He also relies on a five-knob hand-held massager to rub down the bottoms of his feet before and after games -- a longtime ritual for Seattle's star leadoff hitter.

"The bottom of your feet are very important," Suzuki said. "There's a saying in Japan that the bottom of your feet are like your heart."

Suzuki's other must-haves: hand cream, lip balm and eye drops.

Pittsburgh manager Jim Tracy and Arizona skipper Bob Melvin are particular about their pens for writing the lineup card, and Melvin also must have a good supply of hard candies.

"I don't chew, I don't seeds, I don't gum. I have hard candy," Melvin said. "I have particular candies that are working at the time, and the number of pieces of candy that I bring out to the dugout. ... I eat a piece in the first inning for rally purposes."

Dodgers manager Grady Little isn't superstitious.

But he has accumulated about 20 extra belts over the years, typically forgetting to pack either a brown or black one depending on which color he wore out the door.

"You can solve that easy: Just don't wear a belt," Little said with a grin. "Wear shirts you don't have to tuck in."
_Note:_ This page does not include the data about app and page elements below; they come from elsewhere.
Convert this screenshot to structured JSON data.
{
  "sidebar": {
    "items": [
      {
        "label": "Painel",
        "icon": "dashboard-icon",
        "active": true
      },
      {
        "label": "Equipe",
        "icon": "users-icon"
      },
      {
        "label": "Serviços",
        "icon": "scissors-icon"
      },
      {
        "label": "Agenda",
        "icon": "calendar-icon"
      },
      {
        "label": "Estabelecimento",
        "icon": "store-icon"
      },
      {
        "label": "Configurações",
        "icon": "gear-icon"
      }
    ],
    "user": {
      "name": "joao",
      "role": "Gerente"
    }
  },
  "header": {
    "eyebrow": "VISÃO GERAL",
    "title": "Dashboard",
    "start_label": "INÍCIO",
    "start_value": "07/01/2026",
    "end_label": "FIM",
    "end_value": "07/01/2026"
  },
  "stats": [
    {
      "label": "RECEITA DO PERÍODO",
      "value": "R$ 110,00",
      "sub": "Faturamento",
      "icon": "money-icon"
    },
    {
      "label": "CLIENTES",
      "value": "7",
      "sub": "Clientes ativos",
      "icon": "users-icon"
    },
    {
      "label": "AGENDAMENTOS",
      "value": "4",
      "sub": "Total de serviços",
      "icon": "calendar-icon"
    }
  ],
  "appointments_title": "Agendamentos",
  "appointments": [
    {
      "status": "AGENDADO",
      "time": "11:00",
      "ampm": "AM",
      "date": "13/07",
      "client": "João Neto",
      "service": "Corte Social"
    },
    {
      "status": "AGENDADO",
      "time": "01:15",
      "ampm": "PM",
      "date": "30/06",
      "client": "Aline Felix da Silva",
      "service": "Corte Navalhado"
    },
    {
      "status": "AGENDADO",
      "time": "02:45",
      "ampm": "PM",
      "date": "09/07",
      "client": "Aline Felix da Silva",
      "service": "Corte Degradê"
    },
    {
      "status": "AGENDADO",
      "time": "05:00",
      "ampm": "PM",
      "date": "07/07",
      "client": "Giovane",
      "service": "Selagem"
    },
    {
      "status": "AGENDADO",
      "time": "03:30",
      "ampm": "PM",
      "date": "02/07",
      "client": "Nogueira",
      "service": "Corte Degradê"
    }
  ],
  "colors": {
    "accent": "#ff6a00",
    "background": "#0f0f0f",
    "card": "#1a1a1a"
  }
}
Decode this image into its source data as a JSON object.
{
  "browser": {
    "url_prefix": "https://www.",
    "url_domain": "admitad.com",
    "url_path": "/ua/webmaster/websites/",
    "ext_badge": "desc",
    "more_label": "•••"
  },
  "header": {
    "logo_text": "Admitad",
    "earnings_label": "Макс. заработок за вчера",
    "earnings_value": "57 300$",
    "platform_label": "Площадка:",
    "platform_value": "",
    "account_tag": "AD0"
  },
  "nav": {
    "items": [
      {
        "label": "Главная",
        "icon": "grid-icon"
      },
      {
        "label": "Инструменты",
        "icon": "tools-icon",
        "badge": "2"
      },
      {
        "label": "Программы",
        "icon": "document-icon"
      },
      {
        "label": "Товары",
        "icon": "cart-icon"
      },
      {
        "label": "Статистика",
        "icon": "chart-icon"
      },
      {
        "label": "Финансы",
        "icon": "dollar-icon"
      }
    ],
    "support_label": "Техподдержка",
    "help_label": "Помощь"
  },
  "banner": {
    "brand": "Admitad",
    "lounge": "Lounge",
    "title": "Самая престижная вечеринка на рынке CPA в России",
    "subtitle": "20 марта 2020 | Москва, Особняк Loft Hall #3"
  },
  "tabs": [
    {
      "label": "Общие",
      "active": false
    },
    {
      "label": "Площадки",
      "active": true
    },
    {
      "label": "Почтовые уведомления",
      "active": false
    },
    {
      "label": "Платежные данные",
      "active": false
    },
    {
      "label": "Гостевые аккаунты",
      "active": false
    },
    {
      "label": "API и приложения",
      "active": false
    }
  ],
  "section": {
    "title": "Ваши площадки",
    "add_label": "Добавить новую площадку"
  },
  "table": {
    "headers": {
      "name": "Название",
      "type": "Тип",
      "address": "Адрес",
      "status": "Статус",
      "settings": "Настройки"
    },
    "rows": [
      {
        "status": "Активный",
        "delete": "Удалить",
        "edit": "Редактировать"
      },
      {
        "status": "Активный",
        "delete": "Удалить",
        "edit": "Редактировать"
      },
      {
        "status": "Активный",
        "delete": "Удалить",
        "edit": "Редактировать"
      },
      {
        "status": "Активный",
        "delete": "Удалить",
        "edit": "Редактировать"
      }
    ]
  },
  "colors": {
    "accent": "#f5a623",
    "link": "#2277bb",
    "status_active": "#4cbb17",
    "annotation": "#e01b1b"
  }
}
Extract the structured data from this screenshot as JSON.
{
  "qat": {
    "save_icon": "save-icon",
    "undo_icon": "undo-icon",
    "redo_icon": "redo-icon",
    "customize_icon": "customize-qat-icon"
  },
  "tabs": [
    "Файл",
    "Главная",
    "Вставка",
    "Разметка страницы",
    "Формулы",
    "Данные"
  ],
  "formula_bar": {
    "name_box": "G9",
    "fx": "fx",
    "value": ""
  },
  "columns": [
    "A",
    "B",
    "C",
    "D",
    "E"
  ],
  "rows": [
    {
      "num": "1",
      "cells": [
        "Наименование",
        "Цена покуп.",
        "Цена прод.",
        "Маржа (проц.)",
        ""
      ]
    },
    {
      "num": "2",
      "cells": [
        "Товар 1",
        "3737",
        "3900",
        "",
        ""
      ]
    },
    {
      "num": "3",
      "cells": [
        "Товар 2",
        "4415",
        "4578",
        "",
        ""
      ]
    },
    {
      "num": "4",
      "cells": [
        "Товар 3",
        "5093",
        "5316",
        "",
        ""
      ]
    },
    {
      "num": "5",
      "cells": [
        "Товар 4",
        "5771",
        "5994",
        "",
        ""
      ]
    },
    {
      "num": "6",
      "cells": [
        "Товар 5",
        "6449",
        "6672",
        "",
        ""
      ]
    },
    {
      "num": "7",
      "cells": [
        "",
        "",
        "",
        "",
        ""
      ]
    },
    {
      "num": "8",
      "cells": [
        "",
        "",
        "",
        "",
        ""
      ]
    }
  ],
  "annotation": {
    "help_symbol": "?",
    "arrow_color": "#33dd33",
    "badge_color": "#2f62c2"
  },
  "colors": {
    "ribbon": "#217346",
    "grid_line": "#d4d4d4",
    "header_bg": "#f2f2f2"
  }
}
Pirates first baseman Sean Casey counts on having his contact lenses.

"If I don't have them, I can't see or play," he said. "And my cell phone charger. I always put it out. If I forget that, I can't call my wife, and there's mayhem."

Cincinnati's Eddie Guardado always packs pictures of his three children to hang in his locker.

"I'll forget my glove, my undershirts, my jock, but I will never forget that," he said.

For A's manager Ken Macha, it's a canister of good coffee he can make in the hotel -- and his bedtime T-shirt that reads "Life is good."

Sometimes, clubhouse employees help pack bags on getaway day, but for the most part it's up to the players.

"There's a misperception," Marlins reliever Matt Herges said. "Everybody thinks everybody does everything for you. ... But playing in the major leagues is not reality."

For 20 years, Giants manager Felipe Alou has packed green tea for the road. Comfortable walking shoes are another must, considering he spends his time before games searching for the best bottles of wine he can find.

Some days, the 71-year-old Alou drinks up to five cups of green tea, which he sweetens with honey or brown sugar.

"Never cream," he said. "I love tea more than wine. Wine you can only have after the game."

When Alou played for the Giants almost five decades ago, most players carried a small bag for a one-city trip to Los Angeles -- yet he always brought a bigger one to pick up gifts for family and friends back home in the Dominican Republic. Once, somebody had a little fun and gave him a surprise.

"They packed me the L.A. phone book," Alou said. "I knew the suitcase was kind of heavy. When I opened it, the phone book was inside. I know it wasn't my roomie, Jose Pagan. He wouldn't do that to me."


Copyright 2006 by The Associated Press